Alright so this is my question lasses and lads: a disc with a mass moment of inertia 0.125kgm^2 about its central axis is rotating at 180rad/s about the axis. What is the angular momentum of the disc about the axis?

Soo, this is what I did: $$\omega \cdot I_o= 180(\dfrac{1}{s}) \cdot 0.125(kgm^2)$$ and got $$22.5[\frac{kg m^2}{s}]$$?

But isnt that too easy? Can someone tell me if they agree or maybe if I am going wrong somewhere?

ADD: The SI unit of angular velocity is radians per second, with the radian being a dimensionless quantity, thus the SI units of angular velocity may be listed as s−1.

yes, a disk rotating about its center axis with moment of inertia I and angular velocity $$\omega$$ has angular momentum $$L$$:

$$L = I \cdot \omega$$

it is as simple as that.

• Cheers Nmech and thank you for sorting out the units. I wasn’t sure how to do that Mar 22 at 19:59

Why would you think it should be more complicated.

Angular momentum is a vector, comparable to linear momentum. And all the laws of preservation of momentum apply to it. In the most basic form if you have a particle with a mass of m moving in an arc about an axis is

• r = distance of the particle from the axis

• m= mass

• v =speed of the particle

• P = linear momentum

• $$\theta$$ = angle between the linear momentum vector, $$\vec{P}$$ and $$\vec{r}$$.

$$L = mvr sin θ = Prsin θ = \vec{P} \times \vec{r}$$

In vector notation $$L = r \times P$$.
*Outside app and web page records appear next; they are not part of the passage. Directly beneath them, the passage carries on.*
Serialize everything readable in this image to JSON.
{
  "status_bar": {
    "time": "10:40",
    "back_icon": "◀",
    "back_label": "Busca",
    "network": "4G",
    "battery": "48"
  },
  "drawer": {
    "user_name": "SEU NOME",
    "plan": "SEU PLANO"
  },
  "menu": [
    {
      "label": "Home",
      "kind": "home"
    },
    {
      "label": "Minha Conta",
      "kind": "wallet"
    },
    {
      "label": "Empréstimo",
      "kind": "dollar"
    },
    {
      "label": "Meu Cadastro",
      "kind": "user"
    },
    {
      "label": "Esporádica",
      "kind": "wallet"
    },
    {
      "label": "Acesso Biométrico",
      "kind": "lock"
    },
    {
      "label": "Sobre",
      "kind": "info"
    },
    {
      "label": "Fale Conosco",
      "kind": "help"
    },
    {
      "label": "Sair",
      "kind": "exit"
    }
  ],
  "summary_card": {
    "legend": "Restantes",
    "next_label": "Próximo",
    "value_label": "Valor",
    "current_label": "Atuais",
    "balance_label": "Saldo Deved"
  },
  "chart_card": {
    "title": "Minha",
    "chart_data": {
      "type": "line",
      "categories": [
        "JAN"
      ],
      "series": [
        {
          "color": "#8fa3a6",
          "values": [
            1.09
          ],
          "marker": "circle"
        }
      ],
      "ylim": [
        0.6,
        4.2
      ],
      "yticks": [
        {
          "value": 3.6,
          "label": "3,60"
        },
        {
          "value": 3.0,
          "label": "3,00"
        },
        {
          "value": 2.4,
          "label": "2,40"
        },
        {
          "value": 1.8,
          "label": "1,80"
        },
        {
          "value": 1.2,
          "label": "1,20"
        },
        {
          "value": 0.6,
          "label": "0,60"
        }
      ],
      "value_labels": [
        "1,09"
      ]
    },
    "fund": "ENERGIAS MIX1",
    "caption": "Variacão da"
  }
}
In rigid bodies, the angular momentum is the sum of the momentum of all the particles of the body.

$$L = I \times \omega$$